    Live gigs had become fewer and fewer over the last several years, and Kay again dropped out of sight to concentrate on a solo career until 1990’s RISE AND SHINE on IRS Records, which featured a more politically conscious John Kay. “The Wall” celebrated the fall of the Berlin Wall, and “Rock ‘N Roll War”, paid homage to war veterans. He followed that up with another compilation, BORN TO BE WILD – A RETROSPECTIVE, a four disc boxset, a year later. He also released a compilation of his work with The Sparrow in ’93, then published his autobiography, “Magic Carpet Ride” the same year.

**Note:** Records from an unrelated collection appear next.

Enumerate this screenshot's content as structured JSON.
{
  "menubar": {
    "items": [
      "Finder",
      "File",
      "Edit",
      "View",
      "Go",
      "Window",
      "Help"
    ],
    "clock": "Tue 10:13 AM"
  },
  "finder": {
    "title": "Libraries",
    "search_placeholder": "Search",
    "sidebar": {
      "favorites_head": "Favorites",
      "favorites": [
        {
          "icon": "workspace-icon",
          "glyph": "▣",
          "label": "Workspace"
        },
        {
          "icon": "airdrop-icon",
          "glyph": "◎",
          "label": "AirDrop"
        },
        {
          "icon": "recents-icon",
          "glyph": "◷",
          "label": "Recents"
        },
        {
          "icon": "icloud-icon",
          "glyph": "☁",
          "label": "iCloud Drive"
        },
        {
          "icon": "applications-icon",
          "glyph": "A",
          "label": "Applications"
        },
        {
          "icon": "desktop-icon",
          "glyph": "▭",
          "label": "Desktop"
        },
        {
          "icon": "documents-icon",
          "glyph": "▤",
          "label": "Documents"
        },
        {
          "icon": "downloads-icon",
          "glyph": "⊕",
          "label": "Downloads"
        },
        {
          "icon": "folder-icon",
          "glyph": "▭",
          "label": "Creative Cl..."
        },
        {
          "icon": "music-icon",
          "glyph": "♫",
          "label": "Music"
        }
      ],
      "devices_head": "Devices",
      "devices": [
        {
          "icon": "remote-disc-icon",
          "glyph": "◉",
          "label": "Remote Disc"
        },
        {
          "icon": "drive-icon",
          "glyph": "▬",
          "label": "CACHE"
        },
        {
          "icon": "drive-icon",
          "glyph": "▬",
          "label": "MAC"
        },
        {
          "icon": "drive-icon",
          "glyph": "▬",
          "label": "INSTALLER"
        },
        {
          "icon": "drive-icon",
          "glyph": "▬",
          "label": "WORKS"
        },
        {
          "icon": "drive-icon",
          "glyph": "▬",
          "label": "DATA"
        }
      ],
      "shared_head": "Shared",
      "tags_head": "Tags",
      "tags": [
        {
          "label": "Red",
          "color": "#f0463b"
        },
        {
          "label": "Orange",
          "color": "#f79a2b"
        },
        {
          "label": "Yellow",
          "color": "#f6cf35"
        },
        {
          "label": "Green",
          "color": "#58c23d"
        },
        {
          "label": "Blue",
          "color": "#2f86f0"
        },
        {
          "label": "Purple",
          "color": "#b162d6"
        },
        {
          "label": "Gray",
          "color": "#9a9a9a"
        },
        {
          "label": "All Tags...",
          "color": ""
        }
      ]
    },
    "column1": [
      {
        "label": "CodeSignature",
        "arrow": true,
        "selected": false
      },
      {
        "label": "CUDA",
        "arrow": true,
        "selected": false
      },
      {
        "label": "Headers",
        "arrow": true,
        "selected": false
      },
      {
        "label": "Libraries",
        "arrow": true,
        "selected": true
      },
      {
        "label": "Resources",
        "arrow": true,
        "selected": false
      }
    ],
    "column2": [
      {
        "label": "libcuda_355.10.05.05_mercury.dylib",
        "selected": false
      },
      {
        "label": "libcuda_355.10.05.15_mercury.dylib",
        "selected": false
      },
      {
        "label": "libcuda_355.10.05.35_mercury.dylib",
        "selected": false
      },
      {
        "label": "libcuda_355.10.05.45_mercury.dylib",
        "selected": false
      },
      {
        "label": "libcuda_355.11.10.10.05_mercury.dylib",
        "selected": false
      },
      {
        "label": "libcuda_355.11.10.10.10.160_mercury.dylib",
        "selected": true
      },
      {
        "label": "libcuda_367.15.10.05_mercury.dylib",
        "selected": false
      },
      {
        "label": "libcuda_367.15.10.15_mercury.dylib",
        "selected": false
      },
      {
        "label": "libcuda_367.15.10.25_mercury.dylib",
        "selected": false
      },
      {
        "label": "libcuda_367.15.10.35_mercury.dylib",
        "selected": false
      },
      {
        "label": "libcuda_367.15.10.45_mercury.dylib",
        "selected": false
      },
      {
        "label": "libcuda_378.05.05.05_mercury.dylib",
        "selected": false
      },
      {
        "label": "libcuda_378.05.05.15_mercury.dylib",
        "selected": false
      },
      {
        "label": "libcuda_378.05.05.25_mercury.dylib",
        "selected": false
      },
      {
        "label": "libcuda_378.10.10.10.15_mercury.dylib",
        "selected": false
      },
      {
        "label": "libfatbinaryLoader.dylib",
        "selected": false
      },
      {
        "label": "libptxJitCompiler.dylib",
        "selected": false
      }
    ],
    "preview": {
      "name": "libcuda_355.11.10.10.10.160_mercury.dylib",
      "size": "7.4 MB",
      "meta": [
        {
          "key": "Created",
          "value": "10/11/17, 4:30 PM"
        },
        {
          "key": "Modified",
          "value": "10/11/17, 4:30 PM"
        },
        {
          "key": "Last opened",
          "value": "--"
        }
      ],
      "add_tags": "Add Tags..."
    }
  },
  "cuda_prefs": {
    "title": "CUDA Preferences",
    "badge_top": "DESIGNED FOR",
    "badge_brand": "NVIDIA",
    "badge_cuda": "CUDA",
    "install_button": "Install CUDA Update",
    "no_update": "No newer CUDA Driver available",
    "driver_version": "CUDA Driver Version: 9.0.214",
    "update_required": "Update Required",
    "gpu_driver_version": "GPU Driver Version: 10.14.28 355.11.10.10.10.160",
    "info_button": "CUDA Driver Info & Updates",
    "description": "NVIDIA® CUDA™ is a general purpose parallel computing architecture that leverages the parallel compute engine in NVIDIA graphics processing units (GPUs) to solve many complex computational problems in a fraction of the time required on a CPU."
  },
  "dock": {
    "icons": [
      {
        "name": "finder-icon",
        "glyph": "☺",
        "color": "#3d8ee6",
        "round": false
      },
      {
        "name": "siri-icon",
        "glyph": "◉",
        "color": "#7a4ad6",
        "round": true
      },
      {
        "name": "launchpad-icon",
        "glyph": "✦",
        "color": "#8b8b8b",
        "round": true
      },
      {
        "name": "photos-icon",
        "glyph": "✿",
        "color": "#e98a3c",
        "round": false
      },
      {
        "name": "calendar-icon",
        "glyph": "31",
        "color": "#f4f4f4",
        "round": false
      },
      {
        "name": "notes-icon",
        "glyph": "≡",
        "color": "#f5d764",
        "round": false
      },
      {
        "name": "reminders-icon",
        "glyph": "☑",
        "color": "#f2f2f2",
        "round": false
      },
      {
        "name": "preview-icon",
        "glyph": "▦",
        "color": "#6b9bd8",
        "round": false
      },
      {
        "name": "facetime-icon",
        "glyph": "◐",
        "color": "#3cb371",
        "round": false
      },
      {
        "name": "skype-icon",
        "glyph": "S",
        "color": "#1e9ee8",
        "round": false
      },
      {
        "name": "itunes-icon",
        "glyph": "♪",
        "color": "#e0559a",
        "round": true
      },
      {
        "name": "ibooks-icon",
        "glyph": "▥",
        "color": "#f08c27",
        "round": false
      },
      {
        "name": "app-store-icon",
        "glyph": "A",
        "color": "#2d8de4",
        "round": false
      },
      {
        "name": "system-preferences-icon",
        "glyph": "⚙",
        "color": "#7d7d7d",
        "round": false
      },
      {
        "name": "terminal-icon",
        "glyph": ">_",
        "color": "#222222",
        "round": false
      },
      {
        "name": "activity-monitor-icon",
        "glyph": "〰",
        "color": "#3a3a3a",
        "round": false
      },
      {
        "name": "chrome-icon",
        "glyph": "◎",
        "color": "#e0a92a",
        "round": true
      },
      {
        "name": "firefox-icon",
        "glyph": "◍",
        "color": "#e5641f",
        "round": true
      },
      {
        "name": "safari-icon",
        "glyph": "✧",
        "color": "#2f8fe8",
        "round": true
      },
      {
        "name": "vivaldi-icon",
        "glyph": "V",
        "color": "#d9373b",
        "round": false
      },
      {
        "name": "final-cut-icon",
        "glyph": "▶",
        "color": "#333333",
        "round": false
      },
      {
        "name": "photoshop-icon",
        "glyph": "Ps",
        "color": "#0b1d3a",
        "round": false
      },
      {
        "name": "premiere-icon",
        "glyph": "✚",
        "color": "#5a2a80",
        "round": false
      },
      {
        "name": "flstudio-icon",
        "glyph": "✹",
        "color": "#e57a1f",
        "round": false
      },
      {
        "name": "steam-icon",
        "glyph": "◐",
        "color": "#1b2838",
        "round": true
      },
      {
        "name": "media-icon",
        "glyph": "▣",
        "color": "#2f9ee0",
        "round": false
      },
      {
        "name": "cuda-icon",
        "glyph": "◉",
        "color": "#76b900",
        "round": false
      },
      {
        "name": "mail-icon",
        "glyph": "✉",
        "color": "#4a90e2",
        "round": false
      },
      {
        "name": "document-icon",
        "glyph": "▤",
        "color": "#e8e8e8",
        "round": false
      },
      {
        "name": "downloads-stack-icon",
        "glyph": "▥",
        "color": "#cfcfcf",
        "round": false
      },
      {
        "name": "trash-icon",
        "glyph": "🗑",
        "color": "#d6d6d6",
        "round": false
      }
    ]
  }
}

    In 1994, Kay and company set out on a summer tour of Europe on the eve of the band’s silver anniversary, which included his first trip back to his former home of eastern Germany. The resulting series of shows wound up as LIVE AT 25 a year later. Along with the expected top hits that fed a generation, it also included a few surprises, including their rendition of Hank Snow’s “I’m Movin’ On.”

    In ’96, the band was inducted into the Canadian Music Hall of Fame, the same year ROCK & ROLL REBELS was repackaged as FEED THE FIRE on Winter Harvest Records, simply with two new tracks, “Bad Attitude” and the title track. Nautilus Records teamed up with Attic in ’98 to re-release RISE AND SHINE, this time with the bonus tracks scrapped in the initial sessions, “Lonely Dreamers” and “Now & Forever.” From there, the flood gates had been opened, and almost every album in the Steppenwolf library was re-released, often packaged two at a time.

    Kay released HERETICS AND PRIVATEERS as a solo record in 2001, but it wasn’t long before he was using the Steppenwolf monikor again for touring purposes, which continues today, although more and more sporadically.


john kayMynah ByrdsJack London & The Sparrows